For probabilistic Arm MTE (Memory Tagging Extension) solutions based on random tagging (e.g., the Linux kernel), the assumption is that, even if attackers manage to hijack a tagged victim pointer (e.g., via a buffer overflow) to reference a target object, they cannot predict whether the tag of the target object matches the pointer tag—hindering reliable exploitation. However, even without brute-forcing capabilities, if attackers can deduce which tags are assigned at runtime, then the random source of the tags has no added benefit.
We show that attackers can find MTE pointer/memory tag matches through speculative probing. More specifically, we show attackers can use a contention-based side channel to deduce whether or not a tag check results in a violation (i.e., tag mismatch).
In summary, the contention caused by tag mismatches provides attackers with a convenient side channel to determine whether a tag mismatch occurred. Crafting probe gadgets is relatively simple: an attacker needs to trigger the target software vulnerability on a speculative path and, unlike standard (and mitigated) Spectre, observe a microarchitectural signal from any independent memory operation within the speculation window.
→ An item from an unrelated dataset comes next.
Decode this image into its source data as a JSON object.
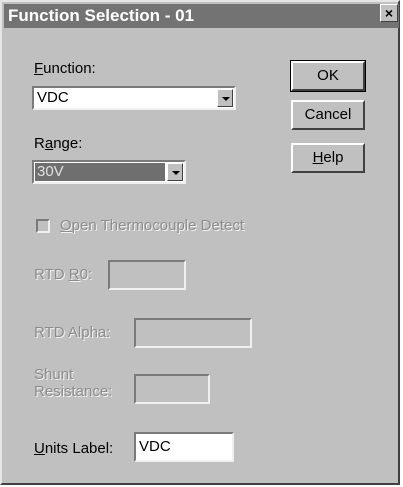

Speculatively Probing for Random Tags (a.k.a. Spectre-MTE) is contained in the “Sticky Tags” paper here.